At least, that’s how I saw things until I developped an interest in H.P. Lovecraft. For those unfamiliar with him and his work, he created the Cthulhu mythos and wrote tons of novels about it. To make a very long story short, Cthulhu is a super powerful aquatic God from space who went to Earth with a few of his buddies, and the humans who live their lifes quietly and unsuspecting might actually go bat shit crazy if they discover the horrors of the world and how insignificant they are in the grand scheme of things.
Now that might sound stupid, but it’s only because I bastardized and butchered a great idea in a single sentence. But doesn’t that sound fun for a Role Playing experience: normal people whose sanity could be challenged at every step they take, to the point where they might become so crazy there’s no coming back from cuckoo land? It sure does to me. And luckily, a game named “Call of Cthulhu” exists. There are many different “timeframes” for the game, the most prominent being in the 1920’s, but I chosed the “Cthulhu Now” (second edition) itteration, which takes place in the present time of… the late 1980’s and early 1990’s.

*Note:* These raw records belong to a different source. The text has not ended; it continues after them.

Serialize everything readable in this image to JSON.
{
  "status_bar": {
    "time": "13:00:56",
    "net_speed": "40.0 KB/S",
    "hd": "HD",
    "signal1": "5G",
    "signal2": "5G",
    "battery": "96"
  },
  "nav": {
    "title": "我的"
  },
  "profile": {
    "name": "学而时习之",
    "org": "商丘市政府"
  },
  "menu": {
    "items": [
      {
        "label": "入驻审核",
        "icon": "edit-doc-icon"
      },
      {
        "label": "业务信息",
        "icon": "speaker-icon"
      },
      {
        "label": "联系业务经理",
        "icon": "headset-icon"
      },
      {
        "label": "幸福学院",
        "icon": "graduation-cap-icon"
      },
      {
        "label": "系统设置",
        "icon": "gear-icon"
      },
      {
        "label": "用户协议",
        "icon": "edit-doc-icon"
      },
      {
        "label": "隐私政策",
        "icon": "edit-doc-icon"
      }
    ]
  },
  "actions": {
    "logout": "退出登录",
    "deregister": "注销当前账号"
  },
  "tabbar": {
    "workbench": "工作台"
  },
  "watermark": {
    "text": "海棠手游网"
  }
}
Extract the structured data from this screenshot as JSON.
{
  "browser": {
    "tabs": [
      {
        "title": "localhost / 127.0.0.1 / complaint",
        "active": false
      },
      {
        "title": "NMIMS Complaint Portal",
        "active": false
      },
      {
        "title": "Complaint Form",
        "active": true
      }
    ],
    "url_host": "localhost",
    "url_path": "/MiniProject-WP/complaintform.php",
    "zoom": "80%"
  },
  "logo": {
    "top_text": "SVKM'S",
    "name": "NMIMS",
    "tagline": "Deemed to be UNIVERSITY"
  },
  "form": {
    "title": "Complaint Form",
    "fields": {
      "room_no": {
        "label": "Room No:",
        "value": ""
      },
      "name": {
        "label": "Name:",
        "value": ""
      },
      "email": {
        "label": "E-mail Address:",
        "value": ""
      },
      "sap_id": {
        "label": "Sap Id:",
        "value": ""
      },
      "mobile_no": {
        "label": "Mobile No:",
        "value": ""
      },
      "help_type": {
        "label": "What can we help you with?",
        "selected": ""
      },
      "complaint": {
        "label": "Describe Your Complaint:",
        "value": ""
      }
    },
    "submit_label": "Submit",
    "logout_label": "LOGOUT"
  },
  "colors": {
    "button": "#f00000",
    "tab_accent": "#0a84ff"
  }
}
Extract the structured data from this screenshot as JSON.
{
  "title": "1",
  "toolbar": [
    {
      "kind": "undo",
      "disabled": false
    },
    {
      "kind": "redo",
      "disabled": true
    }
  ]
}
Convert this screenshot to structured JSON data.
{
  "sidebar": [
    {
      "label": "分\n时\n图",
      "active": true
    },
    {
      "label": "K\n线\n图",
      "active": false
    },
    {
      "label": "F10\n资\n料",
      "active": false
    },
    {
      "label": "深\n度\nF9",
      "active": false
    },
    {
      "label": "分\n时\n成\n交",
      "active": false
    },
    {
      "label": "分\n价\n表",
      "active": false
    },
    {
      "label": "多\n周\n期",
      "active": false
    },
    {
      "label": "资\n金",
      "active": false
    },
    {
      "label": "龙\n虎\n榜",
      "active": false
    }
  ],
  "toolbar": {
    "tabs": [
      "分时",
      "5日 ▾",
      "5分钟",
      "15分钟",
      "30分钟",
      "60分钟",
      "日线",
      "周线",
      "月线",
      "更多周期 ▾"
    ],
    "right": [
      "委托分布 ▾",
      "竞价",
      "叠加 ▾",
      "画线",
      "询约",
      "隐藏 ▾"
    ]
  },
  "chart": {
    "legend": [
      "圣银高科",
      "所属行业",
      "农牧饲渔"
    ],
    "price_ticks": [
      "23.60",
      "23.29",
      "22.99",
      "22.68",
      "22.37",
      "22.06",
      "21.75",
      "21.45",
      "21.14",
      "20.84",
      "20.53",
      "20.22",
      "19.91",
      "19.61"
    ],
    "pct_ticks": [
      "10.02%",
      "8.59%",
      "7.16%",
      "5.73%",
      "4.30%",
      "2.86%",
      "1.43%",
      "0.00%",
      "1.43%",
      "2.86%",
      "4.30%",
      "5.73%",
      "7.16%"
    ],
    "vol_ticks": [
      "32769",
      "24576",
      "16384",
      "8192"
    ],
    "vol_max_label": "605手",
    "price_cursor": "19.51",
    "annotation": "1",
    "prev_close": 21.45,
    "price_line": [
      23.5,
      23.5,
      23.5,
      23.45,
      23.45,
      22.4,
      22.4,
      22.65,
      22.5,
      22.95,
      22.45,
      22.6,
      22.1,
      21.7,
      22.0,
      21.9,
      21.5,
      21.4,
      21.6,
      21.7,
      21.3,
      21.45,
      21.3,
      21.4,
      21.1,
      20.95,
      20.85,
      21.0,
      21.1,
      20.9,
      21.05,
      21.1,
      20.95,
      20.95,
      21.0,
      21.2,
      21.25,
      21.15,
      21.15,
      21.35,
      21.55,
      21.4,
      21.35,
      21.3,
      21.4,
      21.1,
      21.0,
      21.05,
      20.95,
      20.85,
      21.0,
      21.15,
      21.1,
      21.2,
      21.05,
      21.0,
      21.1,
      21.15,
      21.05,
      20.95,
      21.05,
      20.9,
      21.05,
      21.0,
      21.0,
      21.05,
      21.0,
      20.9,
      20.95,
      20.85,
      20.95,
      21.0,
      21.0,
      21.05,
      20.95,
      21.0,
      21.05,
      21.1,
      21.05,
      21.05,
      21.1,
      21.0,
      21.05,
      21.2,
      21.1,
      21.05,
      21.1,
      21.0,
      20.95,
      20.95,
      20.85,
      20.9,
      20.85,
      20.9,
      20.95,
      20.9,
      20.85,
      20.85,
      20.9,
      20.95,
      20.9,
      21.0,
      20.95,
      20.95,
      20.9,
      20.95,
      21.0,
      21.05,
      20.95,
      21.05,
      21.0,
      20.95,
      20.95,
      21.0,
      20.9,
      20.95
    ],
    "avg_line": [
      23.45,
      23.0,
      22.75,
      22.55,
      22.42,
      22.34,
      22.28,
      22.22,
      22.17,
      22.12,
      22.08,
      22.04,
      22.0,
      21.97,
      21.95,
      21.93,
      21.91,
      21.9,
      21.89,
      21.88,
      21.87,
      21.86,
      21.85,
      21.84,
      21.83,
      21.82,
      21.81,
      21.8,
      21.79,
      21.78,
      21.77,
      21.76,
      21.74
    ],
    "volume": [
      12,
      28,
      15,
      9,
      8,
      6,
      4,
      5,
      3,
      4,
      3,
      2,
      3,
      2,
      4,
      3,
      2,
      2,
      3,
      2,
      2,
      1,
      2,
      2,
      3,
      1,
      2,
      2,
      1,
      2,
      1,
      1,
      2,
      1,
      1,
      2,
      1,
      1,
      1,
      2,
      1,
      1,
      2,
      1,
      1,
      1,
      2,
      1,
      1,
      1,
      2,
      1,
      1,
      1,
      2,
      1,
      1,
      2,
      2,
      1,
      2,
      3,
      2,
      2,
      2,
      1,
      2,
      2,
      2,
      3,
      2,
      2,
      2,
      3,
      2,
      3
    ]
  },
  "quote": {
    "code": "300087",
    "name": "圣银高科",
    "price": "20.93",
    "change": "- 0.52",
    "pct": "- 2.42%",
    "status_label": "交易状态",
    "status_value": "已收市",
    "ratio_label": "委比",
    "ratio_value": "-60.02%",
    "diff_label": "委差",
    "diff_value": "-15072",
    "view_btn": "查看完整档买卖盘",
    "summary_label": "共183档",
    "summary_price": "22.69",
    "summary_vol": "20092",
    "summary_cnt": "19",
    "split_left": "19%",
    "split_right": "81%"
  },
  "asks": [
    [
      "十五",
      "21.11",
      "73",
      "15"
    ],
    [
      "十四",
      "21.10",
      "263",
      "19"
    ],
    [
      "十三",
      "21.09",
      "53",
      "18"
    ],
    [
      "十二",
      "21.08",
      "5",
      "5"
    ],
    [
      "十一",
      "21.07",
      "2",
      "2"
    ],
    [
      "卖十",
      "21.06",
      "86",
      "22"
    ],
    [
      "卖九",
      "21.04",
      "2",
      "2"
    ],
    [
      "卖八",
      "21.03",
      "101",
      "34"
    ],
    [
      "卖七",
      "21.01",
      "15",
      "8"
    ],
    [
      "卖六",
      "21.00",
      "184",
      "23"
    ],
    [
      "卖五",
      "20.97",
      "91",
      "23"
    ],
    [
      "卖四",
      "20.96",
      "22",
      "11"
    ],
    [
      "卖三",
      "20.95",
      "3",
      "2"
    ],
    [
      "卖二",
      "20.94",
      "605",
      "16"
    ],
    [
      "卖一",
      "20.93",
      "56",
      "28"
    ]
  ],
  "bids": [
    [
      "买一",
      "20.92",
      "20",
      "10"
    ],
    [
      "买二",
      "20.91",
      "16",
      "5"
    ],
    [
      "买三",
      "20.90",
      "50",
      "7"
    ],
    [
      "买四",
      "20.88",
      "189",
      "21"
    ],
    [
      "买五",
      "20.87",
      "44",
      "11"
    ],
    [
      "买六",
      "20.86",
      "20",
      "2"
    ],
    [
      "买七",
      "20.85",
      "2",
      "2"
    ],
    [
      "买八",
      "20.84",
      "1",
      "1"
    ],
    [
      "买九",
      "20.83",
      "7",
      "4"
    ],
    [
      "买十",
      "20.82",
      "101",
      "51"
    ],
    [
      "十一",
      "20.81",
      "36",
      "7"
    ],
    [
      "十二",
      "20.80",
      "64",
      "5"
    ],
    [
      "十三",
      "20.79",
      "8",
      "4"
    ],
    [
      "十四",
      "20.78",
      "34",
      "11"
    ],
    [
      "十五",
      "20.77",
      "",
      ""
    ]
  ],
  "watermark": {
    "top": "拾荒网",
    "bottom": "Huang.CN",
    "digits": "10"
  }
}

Some may find that lame and outdated, but personally, I can’t wait to go back in the times when the Nintendo Entertainment System, the Teenage Mutant Ninja Turtles, Vanilla Ice and Bill Clinton ruled the world! Add unspeakable horrors from dark and unknown places to the mix and you know you’ve got an awesome setting for a game!
Still, there could be the overly nerdy player problem to ruin my fun. NOT ANYMORE. First of all, I haven’t received the books by the mail yet, but when I do, I’ll learn all of the rules to be the master of the game (or whatever you call this job) myself, and this time there will only be close personal friends invited, and I know they’re not this way. And even if they were, it wouldn’t matter. You apparently can’t become an all powerful god with tons of magic equipment in this game even at the highest levels. You stay a pink (or whatever color your character is) and squishy bag of flesh for the whole game, and combat is generally avoided at all cost. And the game is skills based (I believe), which means that leveling up won’t do a whole lot to make your character become better at what he does. And as it’s pretty much a detective story, you actually gotta use your head to solve the cases instead of relying on your stats modifiers and dices.
So, have any of you guys ever played any of the Cthulhu games? If so, how were they? Do you have any memorable moment to share? Any tips to give me? And are you interested to know how the game goes once we start?